It was a long trajectory. First the writing-process, than the tough critics of the internal vu-committee. It almost discouraged me to submit the proposal. But luckily I did submit my proposal (November 2010) and the invitation to come to Brussels for an interview was promising. The interview itself was a very special and exciting experience although I was in and out the room within 20 minutes and I was not sure whether this was good or bad. And then on a Monday in July, one of the professors of my department, Eco, asked whether there was news about my ERC. He heard that someone else within our faculty had received positive news. From that moment on, I nervously checked my email every 5 minutes. It didn’t help. I had to wait till Tuesday 17:30 before the email came in with subject ‘ERC feedback to applicants’. The content of the email was not more than “I would like to inform you that a new communication has been added to your ERC-Feedback-to-Applicants-account”. And after I logged in three (!) new documents were added to my account. I first opened the Evaluation letter of the review panel. I quickly scanned the text until I read: “I am very pleased to inform you that the ERC review panels, composed of independent experts, have favorably reviewed your proposal” but then at the bottom of the letter was written: “At this stage this letter should in no way be considered as a commitment of financial support by the European Union”. The other letter was from the President of the European Research Council. This letter said: “I am very pleased to inform you that the Panel has recommended your proposal for funding at a sufficiently high position on the priority list, which is expected to allow actual funding. I offer you my warmest congratulations for this success.”

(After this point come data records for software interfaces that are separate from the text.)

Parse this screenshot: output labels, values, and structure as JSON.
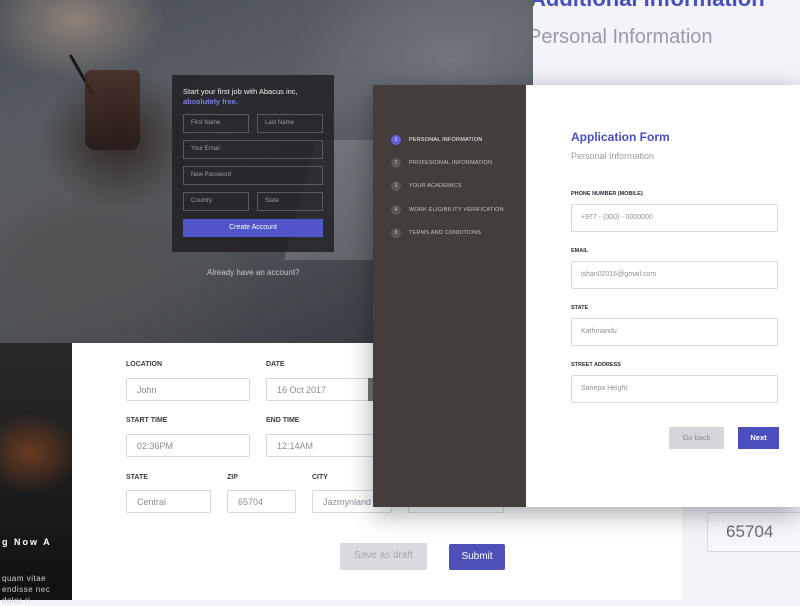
{
  "back_panel": {
    "title": "Additional Information",
    "subtitle": "Personal Information",
    "zip_value": "65704"
  },
  "signup": {
    "heading": "Start your first job with Abacus inc,",
    "heading_highlight": "absolutely free.",
    "first_name_placeholder": "First Name",
    "last_name_placeholder": "Last Name",
    "email_placeholder": "Your Email",
    "password_placeholder": "New Password",
    "country_placeholder": "Country",
    "state_placeholder": "State",
    "create_button": "Create Account",
    "already_link": "Already have an account?"
  },
  "photo_bottom": {
    "headline": "g Now A",
    "para_line1": "quam vitae",
    "para_line2": "endisse nec",
    "para_line3": "dolor ri"
  },
  "event_form": {
    "location_label": "LOCATION",
    "location_value": "John",
    "date_label": "DATE",
    "date_value": "16 Oct 2017",
    "start_time_label": "START TIME",
    "start_time_value": "02:36PM",
    "end_time_label": "END TIME",
    "end_time_value": "12:14AM",
    "state_label": "STATE",
    "state_value": "Central",
    "zip_label": "ZIP",
    "zip_value": "65704",
    "city_label": "CITY",
    "city_value": "Jazmynland",
    "draft_button": "Save as draft",
    "submit_button": "Submit"
  },
  "steps": [
    {
      "num": "1",
      "label": "PERSONAL INFORMATION",
      "active": true
    },
    {
      "num": "2",
      "label": "PROFESIONAL INFORMATION",
      "active": false
    },
    {
      "num": "3",
      "label": "YOUR ACADEMICS",
      "active": false
    },
    {
      "num": "4",
      "label": "WORK ELIGIBILITY VERIFICATION",
      "active": false
    },
    {
      "num": "5",
      "label": "TERMS AND CONDITIONS",
      "active": false
    }
  ],
  "app_form": {
    "title": "Application Form",
    "subtitle": "Personal Information",
    "phone_label": "PHONE NUMBER (MOBILE)",
    "phone_value": "+977 - (000) - 0000000",
    "email_label": "EMAIL",
    "email_value": "ishan02016@gmail.com",
    "state_label": "STATE",
    "state_value": "Kathmandu",
    "street_label": "STREET ADDRESS",
    "street_value": "Sanepa Height",
    "goback_button": "Go back",
    "next_button": "Next"
  },
  "colors": {
    "accent": "#4a4fb8",
    "sidebar_bg": "#433e3c",
    "active_step": "#5f62d6"
  }
}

Slowly, I started to realize that maybe my proposal was granted. But I didn’t like the formulation ‘ít is expected to allow actual funding’. Why can’t they just write an email with the text: congratulations, your proposal is granted? Anyway, I was still a bit insecure so I printed all the documents and looked around for my colleagues. But almost all doors were closed and all colleagues were gone. Gladly, Eco was still at work. I dropped all the papers at his desk and said “I’m not sure but I think I have good news”. He looked at the papers for just a few seconds and confirmed that my proposal was granted! Hip hip hurray!